[Start of section]

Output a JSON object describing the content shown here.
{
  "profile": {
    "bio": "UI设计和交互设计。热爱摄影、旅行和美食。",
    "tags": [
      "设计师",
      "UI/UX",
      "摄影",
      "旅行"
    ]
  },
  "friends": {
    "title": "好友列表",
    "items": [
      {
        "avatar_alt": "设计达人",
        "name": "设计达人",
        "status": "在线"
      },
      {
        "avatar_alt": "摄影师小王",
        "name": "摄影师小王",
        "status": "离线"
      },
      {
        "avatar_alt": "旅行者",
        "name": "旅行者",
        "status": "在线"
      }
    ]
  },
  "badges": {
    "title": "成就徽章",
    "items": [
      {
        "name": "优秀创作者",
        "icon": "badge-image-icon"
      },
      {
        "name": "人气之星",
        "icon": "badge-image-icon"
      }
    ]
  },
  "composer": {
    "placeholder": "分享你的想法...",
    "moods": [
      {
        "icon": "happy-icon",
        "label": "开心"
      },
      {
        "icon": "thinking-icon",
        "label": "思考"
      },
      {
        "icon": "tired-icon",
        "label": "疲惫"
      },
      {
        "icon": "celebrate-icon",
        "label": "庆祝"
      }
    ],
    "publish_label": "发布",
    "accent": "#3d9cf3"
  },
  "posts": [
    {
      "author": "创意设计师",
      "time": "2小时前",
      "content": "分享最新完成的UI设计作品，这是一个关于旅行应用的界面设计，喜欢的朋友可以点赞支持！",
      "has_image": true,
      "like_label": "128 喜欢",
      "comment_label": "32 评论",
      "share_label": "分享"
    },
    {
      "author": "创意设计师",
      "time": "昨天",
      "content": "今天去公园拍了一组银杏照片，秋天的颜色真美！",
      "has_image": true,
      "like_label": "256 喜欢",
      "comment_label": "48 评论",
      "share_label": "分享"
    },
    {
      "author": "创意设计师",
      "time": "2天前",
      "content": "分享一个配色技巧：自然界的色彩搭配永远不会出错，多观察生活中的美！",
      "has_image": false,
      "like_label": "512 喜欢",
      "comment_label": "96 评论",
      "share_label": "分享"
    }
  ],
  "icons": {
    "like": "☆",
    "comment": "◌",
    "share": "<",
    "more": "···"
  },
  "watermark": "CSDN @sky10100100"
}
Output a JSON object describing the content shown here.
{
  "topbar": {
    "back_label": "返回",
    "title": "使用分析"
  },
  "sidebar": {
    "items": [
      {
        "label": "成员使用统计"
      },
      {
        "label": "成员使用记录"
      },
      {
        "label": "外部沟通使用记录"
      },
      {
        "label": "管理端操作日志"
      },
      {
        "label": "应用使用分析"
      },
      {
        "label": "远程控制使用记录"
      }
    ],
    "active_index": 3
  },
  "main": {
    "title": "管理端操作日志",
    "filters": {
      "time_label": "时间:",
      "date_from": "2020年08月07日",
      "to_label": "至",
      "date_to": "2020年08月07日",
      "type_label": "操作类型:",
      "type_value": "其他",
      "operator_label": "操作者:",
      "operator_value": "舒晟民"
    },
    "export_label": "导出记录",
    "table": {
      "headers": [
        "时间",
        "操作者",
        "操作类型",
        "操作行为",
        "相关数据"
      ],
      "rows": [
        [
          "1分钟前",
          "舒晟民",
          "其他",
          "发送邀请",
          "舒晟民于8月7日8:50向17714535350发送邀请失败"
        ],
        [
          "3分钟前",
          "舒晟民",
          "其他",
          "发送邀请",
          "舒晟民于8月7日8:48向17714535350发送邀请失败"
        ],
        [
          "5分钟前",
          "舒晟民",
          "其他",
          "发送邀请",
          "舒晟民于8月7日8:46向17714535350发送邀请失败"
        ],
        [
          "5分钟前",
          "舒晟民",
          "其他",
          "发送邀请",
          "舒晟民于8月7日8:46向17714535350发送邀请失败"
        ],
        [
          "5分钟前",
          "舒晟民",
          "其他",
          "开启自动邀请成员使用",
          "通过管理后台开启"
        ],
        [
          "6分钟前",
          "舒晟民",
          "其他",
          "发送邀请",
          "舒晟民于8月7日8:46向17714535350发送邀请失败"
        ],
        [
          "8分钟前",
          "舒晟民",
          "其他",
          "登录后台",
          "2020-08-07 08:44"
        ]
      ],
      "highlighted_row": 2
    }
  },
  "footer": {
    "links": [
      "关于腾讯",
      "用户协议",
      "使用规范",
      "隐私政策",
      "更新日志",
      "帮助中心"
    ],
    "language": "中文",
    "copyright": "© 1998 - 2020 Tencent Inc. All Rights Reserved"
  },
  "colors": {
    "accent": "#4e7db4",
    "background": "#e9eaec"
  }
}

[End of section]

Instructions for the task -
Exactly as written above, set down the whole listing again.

Exercise response -
Output a JSON object describing the content shown here.
{
  "profile": {
    "bio": "UI设计和交互设计。热爱摄影、旅行和美食。",
    "tags": [
      "设计师",
      "UI/UX",
      "摄影",
      "旅行"
    ]
  },
  "friends": {
    "title": "好友列表",
    "items": [
      {
        "avatar_alt": "设计达人",
        "name": "设计达人",
        "status": "在线"
      },
      {
        "avatar_alt": "摄影师小王",
        "name": "摄影师小王",
        "status": "离线"
      },
      {
        "avatar_alt": "旅行者",
        "name": "旅行者",
        "status": "在线"
      }
    ]
  },
  "badges": {
    "title": "成就徽章",
    "items": [
      {
        "name": "优秀创作者",
        "icon": "badge-image-icon"
      },
      {
        "name": "人气之星",
        "icon": "badge-image-icon"
      }
    ]
  },
  "composer": {
    "placeholder": "分享你的想法...",
    "moods": [
      {
        "icon": "happy-icon",
        "label": "开心"
      },
      {
        "icon": "thinking-icon",
        "label": "思考"
      },
      {
        "icon": "tired-icon",
        "label": "疲惫"
      },
      {
        "icon": "celebrate-icon",
        "label": "庆祝"
      }
    ],
    "publish_label": "发布",
    "accent": "#3d9cf3"
  },
  "posts": [
    {
      "author": "创意设计师",
      "time": "2小时前",
      "content": "分享最新完成的UI设计作品，这是一个关于旅行应用的界面设计，喜欢的朋友可以点赞支持！",
      "has_image": true,
      "like_label": "128 喜欢",
      "comment_label": "32 评论",
      "share_label": "分享"
    },
    {
      "author": "创意设计师",
      "time": "昨天",
      "content": "今天去公园拍了一组银杏照片，秋天的颜色真美！",
      "has_image": true,
      "like_label": "256 喜欢",
      "comment_label": "48 评论",
      "share_label": "分享"
    },
    {
      "author": "创意设计师",
      "time": "2天前",
      "content": "分享一个配色技巧：自然界的色彩搭配永远不会出错，多观察生活中的美！",
      "has_image": false,
      "like_label": "512 喜欢",
      "comment_label": "96 评论",
      "share_label": "分享"
    }
  ],
  "icons": {
    "like": "☆",
    "comment": "◌",
    "share": "<",
    "more": "···"
  },
  "watermark": "CSDN @sky10100100"
}
Output a JSON object describing the content shown here.
{
  "topbar": {
    "back_label": "返回",
    "title": "使用分析"
  },
  "sidebar": {
    "items": [
      {
        "label": "成员使用统计"
      },
      {
        "label": "成员使用记录"
      },
      {
        "label": "外部沟通使用记录"
      },
      {
        "label": "管理端操作日志"
      },
      {
        "label": "应用使用分析"
      },
      {
        "label": "远程控制使用记录"
      }
    ],
    "active_index": 3
  },
  "main": {
    "title": "管理端操作日志",
    "filters": {
      "time_label": "时间:",
      "date_from": "2020年08月07日",
      "to_label": "至",
      "date_to": "2020年08月07日",
      "type_label": "操作类型:",
      "type_value": "其他",
      "operator_label": "操作者:",
      "operator_value": "舒晟民"
    },
    "export_label": "导出记录",
    "table": {
      "headers": [
        "时间",
        "操作者",
        "操作类型",
        "操作行为",
        "相关数据"
      ],
      "rows": [
        [
          "1分钟前",
          "舒晟民",
          "其他",
          "发送邀请",
          "舒晟民于8月7日8:50向17714535350发送邀请失败"
        ],
        [
          "3分钟前",
          "舒晟民",
          "其他",
          "发送邀请",
          "舒晟民于8月7日8:48向17714535350发送邀请失败"
        ],
        [
          "5分钟前",
          "舒晟民",
          "其他",
          "发送邀请",
          "舒晟民于8月7日8:46向17714535350发送邀请失败"
        ],
        [
          "5分钟前",
          "舒晟民",
          "其他",
          "发送邀请",
          "舒晟民于8月7日8:46向17714535350发送邀请失败"
        ],
        [
          "5分钟前",
          "舒晟民",
          "其他",
          "开启自动邀请成员使用",
          "通过管理后台开启"
        ],
        [
          "6分钟前",
          "舒晟民",
          "其他",
          "发送邀请",
          "舒晟民于8月7日8:46向17714535350发送邀请失败"
        ],
        [
          "8分钟前",
          "舒晟民",
          "其他",
          "登录后台",
          "2020-08-07 08:44"
        ]
      ],
      "highlighted_row": 2
    }
  },
  "footer": {
    "links": [
      "关于腾讯",
      "用户协议",
      "使用规范",
      "隐私政策",
      "更新日志",
      "帮助中心"
    ],
    "language": "中文",
    "copyright": "© 1998 - 2020 Tencent Inc. All Rights Reserved"
  },
  "colors": {
    "accent": "#4e7db4",
    "background": "#e9eaec"
  }
}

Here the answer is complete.